Limited liability partnership
Limited liability partnership agreement
A limited liability partnership agreement is an internally binding document between all partners that defines how business decisions get made, each partner’s duties, powers, and responsibilities. It’s widely recommended to create one to protect yourself and your business, even if your state doesn’t mandate it.
Corporation (any kind)
Articles of incorporation
The articles of incorporation — or a certificate of incorporation — is a comprehensive legal document that lays out the basic outline of your business. It’s required by every state when you incorporate. The most common information included is the company name, business purpose, number of shares offered, value of shares, directors, and officers.
Corporation (any kind)
Bylaws or resolutions
Bylaws (called resolutions for nonprofits) are the internal governance documents of a corporation. They define how key business decisions are made, as well as officer and shareholders’ duties, powers, and responsibilities. It’s widely recommended to create one to protect yourself and your business, even if your state doesn’t mandate it.
In addition, some states also require you to register your DBA — a trade name or a fictitious name — if you use one.
Register with local agencies
Typically, you don’t need to register with county or city governments to actually form your business.
If your business is an LLC, corporation, partnership, or nonprofit corporation, you might need to file for licenses and permits from the county or city.
Some counties and cities also require you to register your DBA — a trade name or a fictitious name — if you use one.
Local governments determine registration, licensing, and permitting requirements, so visit local government websites to find out what you need to do.
Stay up to date with registration requirements
Some states require you to provide reports soon after registering depending on your business structure.
You may need to file additional documentation with your state tax board or franchise tax board. These filings are typically referred to as Initial Reports or Tax Board registration, and most often need to be filed within 30-90 days after you register with the state.

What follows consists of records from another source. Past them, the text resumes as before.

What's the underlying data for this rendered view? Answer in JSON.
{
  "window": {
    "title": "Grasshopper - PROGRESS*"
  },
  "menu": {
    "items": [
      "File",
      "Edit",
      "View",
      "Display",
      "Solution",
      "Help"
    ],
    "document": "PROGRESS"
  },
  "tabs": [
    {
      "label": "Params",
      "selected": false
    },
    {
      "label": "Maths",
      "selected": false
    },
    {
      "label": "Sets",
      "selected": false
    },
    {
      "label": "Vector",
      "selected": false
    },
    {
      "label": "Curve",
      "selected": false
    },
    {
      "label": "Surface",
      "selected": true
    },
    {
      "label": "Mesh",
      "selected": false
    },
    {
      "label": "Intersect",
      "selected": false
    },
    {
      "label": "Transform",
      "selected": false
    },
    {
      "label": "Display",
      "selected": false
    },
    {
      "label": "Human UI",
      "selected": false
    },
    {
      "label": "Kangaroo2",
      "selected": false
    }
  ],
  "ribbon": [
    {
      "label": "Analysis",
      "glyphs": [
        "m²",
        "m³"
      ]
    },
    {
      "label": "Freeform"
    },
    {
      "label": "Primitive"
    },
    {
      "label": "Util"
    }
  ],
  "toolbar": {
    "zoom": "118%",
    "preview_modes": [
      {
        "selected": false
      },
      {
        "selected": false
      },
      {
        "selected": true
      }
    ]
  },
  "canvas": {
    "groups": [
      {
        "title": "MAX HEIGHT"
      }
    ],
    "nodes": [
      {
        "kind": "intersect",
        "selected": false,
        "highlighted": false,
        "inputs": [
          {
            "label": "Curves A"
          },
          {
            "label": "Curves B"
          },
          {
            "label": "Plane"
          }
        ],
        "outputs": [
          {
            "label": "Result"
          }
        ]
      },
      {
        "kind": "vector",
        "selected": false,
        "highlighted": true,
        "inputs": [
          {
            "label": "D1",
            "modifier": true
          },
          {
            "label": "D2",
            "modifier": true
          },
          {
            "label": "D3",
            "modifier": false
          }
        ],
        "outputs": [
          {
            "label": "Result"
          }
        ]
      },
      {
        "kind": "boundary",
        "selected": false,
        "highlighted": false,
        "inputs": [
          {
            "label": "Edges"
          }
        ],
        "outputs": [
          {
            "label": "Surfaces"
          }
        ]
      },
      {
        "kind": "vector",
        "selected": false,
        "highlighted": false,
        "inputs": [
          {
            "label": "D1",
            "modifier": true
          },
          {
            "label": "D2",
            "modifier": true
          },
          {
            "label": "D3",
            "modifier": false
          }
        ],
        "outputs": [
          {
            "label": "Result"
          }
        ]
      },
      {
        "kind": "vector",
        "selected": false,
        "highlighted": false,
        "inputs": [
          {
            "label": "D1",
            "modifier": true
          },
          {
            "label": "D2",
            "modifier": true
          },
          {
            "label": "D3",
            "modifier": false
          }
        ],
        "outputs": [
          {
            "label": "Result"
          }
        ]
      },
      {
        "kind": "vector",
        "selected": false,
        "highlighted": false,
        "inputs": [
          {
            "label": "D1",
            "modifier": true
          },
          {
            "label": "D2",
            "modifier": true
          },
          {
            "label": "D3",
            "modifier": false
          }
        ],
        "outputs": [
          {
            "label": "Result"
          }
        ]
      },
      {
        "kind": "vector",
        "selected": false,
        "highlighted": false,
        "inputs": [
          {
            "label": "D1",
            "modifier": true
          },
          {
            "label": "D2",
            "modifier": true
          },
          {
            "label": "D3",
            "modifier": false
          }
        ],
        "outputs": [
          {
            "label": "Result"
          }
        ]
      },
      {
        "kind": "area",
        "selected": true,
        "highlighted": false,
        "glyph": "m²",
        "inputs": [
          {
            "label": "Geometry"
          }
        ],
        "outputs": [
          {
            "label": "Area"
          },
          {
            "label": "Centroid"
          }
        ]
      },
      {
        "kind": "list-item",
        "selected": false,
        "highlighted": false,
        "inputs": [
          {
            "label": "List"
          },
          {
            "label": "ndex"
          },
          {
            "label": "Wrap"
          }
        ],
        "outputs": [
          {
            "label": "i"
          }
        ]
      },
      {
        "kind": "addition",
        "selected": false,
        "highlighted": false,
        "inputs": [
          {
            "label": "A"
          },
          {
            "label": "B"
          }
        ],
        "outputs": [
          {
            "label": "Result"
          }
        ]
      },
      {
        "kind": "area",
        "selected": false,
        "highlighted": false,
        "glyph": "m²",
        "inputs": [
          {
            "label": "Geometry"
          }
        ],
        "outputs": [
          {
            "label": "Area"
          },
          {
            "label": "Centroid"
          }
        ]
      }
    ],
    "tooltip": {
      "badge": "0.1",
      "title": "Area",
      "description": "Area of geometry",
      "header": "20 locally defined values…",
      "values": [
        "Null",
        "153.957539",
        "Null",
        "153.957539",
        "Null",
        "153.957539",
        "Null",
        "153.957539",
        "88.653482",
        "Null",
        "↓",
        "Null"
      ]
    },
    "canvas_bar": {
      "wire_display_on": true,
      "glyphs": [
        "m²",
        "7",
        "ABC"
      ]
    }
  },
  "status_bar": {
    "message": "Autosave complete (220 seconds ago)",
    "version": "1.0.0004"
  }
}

Check with your local tax office or franchise tax board, if it applies to you.